It's an encouraging opener. At the Blandin Foundation, we used this very theme in all our work during the 1990s. We're pleased the governor has continued it.

But declaring such a goal is easy … putting it to work is hard. Here are a few "lessons learned" along the way, starting when Gov. Arne Carlson was in office.

Mining on the Iron Range tanked; there was massive unemployment. At Blandin we called on the McKnight Foundation to lend a hand in our "backyard." Russ Ewald came through with grants that literally kept families fed and sheltered. We were so successful, he used this as the blueprint for the six Initiative Funds that span the entire state today and are helping communities to grow and flourish, from the bottom up.

This is One Minnesota … an urban foundation (3M money) helping rural Minnesota.

A second success: environmental education. The state had just launched a new education requirement to integrate environmental education in all class work. Blandin Foundation, which grew out of the forest products industry, worked with Gov. Carlson to expand five statewide environmental learning centers so that every student could have an immersion in environmental science. From Eagle Bluff to Wolf Ridge, Minnesota kids are exposed to environmental science in One Minnesota.

There's a third example, and maybe the most important: community leadership across the state. At Blandin we recognized that money wasn't going to do much unless it was backed up by people who could organize their communities to achieve common goals. So we began a leadership-training program that has touched hundreds of communities and thousands of people who care about those communities — and about One Minnesota.

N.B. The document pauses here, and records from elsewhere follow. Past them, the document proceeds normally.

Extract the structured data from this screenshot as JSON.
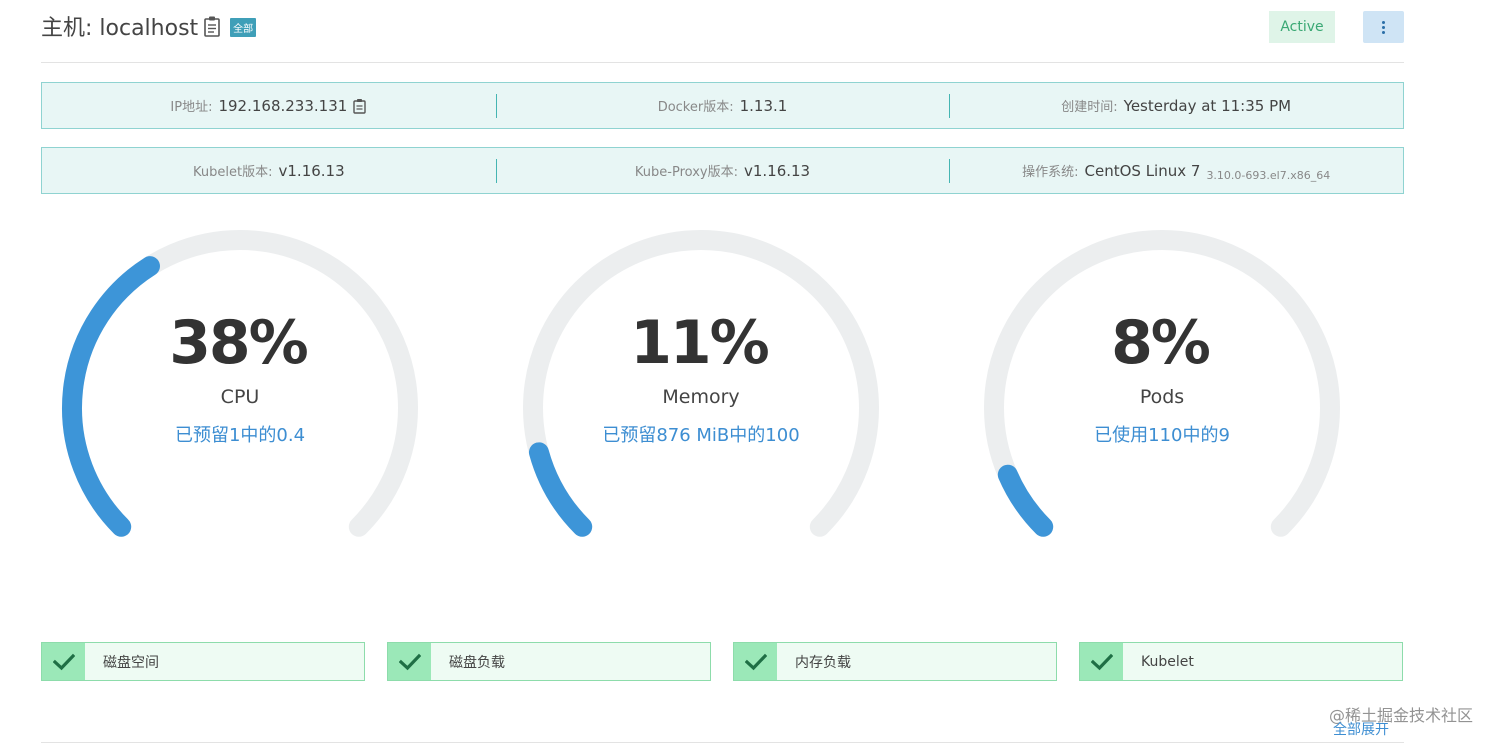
{
  "header": {
    "title": "主机: localhost",
    "scope_badge": "全部",
    "status": "Active",
    "status_color": "#3aa874",
    "more_icon": "vertical-dots-icon"
  },
  "info_rows": [
    {
      "cells": [
        {
          "label": "IP地址:",
          "value": "192.168.233.131",
          "icon": "copy-icon"
        },
        {
          "label": "Docker版本:",
          "value": "1.13.1"
        },
        {
          "label": "创建时间:",
          "value": "Yesterday at 11:35 PM"
        }
      ]
    },
    {
      "cells": [
        {
          "label": "Kubelet版本:",
          "value": "v1.16.13"
        },
        {
          "label": "Kube-Proxy版本:",
          "value": "v1.16.13"
        },
        {
          "label": "操作系统:",
          "value": "CentOS Linux 7",
          "sub": "3.10.0-693.el7.x86_64"
        }
      ]
    }
  ],
  "gauges": [
    {
      "percent_text": "38%",
      "percent": 38,
      "label": "CPU",
      "sub": "已预留1中的0.4"
    },
    {
      "percent_text": "11%",
      "percent": 11,
      "label": "Memory",
      "sub": "已预留876 MiB中的100"
    },
    {
      "percent_text": "8%",
      "percent": 8,
      "label": "Pods",
      "sub": "已使用110中的9"
    }
  ],
  "gauge_colors": {
    "track": "#eceeef",
    "fill": "#3d95d8"
  },
  "health_checks": [
    {
      "label": "磁盘空间",
      "icon": "check-icon"
    },
    {
      "label": "磁盘负载",
      "icon": "check-icon"
    },
    {
      "label": "内存负载",
      "icon": "check-icon"
    },
    {
      "label": "Kubelet",
      "icon": "check-icon"
    }
  ],
  "footer": {
    "expand_all": "全部展开",
    "watermark": "@稀土掘金技术社区"
  }
}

Where might the governor go looking for ideas? Forget about those awful enterprise zones, where one city or state recruits another's companies.

If I could whisper one big idea to the governor and the Legislature, it would be this: Cut the community colleges and vocational schools loose from the Minnesota State system. Then give them the budgets to grow and enhance the workforce of their communities and regions. You may want to merge a few, even close a couple. Some may need collective leadership. But community colleges are the source of the future workforce of One Minnesota.

Life is a talent search. Ask any employer. Our winters mean Minnesota is not a destination for talented young people. So we must grow our own, all across One Minnesota.

Water will be a perpetual issue, one that pits agriculture against so many other recreational and environmental interests. It clearly demands the highest governmental involvement. One example: The Minnesota River is the primary source of sediment flowing into the Mississippi, which in our grandchildren's time will become little more than a navigational ditch as it passes through Lake Pepin.

The University of Minnesota houses the greatest talent pool of intellect in the state but requires nurture and discipline to be a top-tier research, education and service institution serving One Minnesota.

It is gratifying to see the governor picking up the torch of this urban, suburban and rural theme, especially at a time when we seem so divided. And it is doubly gratifying to see some of the seeds from philanthropy take root in state government. We stand at a propitious moment.

Paul Olson is a retired president of the Blandin Foundation (pmolson27@gmail.com).